Entries from a dataset of interfaces:
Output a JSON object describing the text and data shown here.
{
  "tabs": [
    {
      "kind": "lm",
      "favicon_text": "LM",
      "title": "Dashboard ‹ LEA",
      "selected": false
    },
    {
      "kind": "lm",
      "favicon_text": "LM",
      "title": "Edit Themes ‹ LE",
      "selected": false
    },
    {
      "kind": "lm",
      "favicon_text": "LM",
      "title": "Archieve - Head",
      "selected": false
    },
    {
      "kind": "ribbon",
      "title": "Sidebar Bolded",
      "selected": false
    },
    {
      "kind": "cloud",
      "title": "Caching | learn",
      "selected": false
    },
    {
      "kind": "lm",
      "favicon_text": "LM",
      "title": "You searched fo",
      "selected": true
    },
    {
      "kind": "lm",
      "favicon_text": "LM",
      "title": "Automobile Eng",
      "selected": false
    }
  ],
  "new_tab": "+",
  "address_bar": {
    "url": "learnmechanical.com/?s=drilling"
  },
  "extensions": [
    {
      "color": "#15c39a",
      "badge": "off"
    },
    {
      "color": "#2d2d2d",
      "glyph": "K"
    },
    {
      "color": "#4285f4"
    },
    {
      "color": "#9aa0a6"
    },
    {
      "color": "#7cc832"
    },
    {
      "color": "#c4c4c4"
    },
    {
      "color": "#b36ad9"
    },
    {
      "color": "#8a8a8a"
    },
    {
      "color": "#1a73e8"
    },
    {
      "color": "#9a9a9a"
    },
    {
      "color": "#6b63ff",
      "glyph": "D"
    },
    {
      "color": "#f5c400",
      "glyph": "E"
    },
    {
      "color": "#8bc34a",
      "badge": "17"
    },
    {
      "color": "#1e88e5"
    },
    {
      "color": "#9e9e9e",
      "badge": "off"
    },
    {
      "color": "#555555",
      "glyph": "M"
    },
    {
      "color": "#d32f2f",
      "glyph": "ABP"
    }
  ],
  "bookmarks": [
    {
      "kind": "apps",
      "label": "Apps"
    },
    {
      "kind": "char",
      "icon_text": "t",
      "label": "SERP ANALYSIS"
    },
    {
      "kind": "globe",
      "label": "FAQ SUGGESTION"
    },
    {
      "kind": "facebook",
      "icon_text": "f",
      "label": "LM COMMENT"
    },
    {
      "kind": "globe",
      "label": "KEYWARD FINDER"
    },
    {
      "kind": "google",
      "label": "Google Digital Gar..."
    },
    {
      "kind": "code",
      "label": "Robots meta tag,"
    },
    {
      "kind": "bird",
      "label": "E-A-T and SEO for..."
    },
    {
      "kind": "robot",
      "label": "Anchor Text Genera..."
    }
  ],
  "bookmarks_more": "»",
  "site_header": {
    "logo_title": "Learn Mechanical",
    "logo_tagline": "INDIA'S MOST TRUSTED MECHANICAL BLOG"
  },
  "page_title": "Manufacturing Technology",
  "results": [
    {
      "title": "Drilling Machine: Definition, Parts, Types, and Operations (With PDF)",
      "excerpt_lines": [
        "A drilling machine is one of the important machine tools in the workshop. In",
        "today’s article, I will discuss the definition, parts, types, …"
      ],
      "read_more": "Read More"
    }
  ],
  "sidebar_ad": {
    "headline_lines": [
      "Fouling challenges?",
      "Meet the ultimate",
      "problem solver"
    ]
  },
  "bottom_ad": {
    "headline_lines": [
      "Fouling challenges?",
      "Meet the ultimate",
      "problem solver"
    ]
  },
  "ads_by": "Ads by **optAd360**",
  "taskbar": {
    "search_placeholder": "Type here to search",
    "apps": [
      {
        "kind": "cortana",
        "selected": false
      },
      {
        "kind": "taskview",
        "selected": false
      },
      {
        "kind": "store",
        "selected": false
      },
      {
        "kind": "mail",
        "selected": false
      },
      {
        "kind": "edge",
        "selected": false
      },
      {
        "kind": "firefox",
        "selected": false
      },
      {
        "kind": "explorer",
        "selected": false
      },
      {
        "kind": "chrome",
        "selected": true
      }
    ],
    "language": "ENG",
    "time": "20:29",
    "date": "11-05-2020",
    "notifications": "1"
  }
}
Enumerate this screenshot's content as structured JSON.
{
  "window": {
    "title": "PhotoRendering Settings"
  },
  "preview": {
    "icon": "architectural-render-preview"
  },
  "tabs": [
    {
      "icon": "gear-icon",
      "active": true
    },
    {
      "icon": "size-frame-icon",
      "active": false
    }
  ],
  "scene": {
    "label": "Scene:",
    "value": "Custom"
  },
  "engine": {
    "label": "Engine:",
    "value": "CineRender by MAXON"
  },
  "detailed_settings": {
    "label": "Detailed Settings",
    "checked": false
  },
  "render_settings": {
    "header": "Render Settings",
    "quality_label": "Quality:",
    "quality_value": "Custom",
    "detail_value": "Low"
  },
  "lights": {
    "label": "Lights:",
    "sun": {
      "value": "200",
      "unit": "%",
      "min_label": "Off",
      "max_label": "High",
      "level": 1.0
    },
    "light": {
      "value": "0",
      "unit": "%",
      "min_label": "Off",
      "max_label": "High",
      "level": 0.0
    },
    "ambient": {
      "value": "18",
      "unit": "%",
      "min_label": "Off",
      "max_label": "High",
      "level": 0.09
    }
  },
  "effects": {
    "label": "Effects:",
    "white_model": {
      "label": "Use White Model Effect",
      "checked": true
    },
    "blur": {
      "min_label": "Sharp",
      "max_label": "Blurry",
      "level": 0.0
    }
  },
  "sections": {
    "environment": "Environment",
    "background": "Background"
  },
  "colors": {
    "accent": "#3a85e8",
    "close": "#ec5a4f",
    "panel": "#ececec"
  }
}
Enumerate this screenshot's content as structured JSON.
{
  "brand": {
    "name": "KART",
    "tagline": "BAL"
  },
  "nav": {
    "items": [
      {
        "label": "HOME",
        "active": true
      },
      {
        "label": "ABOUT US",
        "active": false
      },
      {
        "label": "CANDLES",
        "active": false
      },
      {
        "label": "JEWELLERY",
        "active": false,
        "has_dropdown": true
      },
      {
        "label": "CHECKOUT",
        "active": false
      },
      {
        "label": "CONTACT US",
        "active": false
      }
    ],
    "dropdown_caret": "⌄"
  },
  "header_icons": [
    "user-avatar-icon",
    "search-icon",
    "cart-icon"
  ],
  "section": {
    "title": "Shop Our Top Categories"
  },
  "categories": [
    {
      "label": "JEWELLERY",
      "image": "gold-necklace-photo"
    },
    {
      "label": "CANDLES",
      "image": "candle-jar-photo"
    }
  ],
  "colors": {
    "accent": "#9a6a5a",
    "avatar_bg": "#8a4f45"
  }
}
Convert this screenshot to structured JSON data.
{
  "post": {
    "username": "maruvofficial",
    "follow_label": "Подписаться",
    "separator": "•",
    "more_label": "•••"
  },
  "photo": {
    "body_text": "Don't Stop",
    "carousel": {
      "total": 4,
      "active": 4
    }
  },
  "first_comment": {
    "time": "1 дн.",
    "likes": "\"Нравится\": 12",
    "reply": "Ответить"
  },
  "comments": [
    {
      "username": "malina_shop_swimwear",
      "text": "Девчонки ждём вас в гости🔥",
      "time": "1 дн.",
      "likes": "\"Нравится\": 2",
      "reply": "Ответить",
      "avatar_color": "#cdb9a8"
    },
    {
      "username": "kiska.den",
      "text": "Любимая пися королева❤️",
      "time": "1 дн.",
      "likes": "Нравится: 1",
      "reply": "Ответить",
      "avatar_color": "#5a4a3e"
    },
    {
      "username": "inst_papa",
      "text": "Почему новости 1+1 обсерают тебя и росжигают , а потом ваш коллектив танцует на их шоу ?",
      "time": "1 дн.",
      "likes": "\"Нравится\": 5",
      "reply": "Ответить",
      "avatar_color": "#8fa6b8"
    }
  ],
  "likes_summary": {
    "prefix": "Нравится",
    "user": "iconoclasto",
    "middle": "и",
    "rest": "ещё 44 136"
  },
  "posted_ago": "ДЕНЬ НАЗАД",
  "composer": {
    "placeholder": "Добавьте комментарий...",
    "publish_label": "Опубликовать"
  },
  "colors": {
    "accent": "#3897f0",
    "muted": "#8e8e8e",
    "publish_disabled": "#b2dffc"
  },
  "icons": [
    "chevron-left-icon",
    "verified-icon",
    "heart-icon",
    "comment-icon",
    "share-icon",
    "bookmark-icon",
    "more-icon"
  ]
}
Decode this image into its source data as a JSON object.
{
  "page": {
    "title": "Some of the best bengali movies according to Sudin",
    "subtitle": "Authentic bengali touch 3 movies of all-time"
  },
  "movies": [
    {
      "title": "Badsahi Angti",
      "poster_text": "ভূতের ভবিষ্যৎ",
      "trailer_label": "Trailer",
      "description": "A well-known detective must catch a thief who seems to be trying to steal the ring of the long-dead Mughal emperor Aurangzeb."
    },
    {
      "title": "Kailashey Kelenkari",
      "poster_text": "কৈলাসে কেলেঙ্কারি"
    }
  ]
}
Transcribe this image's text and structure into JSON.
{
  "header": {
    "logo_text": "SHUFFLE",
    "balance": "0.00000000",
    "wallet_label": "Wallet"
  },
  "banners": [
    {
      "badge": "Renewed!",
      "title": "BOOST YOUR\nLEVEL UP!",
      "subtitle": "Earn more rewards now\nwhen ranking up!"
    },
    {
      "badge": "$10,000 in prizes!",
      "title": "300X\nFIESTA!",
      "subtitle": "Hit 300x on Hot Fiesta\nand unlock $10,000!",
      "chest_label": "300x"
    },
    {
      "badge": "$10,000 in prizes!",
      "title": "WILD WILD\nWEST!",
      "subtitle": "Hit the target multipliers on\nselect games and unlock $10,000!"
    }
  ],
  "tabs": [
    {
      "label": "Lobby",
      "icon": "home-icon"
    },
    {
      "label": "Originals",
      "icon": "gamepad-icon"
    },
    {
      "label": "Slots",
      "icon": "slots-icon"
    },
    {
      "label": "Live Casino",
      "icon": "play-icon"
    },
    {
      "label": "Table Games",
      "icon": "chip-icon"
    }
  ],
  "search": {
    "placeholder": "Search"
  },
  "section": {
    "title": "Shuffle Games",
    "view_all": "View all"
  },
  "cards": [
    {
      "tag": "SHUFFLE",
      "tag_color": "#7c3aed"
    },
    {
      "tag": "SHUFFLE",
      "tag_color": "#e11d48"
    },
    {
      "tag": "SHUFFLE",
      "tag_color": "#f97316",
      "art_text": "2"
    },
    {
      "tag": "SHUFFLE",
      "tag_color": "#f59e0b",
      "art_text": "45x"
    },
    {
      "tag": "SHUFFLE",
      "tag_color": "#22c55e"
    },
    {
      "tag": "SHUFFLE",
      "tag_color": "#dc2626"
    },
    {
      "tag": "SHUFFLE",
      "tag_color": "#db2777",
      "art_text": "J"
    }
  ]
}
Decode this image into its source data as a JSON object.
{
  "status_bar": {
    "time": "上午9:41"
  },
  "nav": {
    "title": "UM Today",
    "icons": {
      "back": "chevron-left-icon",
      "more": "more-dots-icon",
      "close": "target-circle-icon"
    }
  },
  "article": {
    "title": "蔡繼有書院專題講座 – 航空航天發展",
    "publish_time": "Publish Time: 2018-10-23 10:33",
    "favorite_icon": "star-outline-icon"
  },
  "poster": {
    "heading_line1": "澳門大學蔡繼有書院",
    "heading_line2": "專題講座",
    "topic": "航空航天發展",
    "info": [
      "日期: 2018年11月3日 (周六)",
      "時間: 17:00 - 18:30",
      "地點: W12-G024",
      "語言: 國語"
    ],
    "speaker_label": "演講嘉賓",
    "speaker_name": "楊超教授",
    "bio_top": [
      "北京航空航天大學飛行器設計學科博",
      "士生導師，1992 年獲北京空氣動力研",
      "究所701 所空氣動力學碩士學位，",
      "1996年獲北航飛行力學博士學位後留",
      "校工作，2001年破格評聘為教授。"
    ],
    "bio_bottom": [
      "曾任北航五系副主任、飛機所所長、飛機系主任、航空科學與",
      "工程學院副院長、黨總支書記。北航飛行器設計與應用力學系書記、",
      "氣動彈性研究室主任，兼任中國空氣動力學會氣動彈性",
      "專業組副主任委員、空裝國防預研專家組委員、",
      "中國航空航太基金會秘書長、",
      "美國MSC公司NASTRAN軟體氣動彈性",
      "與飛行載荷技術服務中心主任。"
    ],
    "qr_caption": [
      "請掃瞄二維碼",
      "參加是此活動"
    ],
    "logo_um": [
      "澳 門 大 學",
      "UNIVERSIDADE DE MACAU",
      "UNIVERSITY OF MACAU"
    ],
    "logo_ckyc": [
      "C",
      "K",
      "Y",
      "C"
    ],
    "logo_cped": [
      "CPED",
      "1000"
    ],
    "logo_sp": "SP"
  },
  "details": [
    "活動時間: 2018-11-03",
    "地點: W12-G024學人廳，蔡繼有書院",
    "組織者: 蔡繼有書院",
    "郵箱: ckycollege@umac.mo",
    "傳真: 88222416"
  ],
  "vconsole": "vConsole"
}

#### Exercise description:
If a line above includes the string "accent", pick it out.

#### Written answer:
    "accent": "#3a85e8",
    "accent": "#9a6a5a",
    "accent": "#3897f0",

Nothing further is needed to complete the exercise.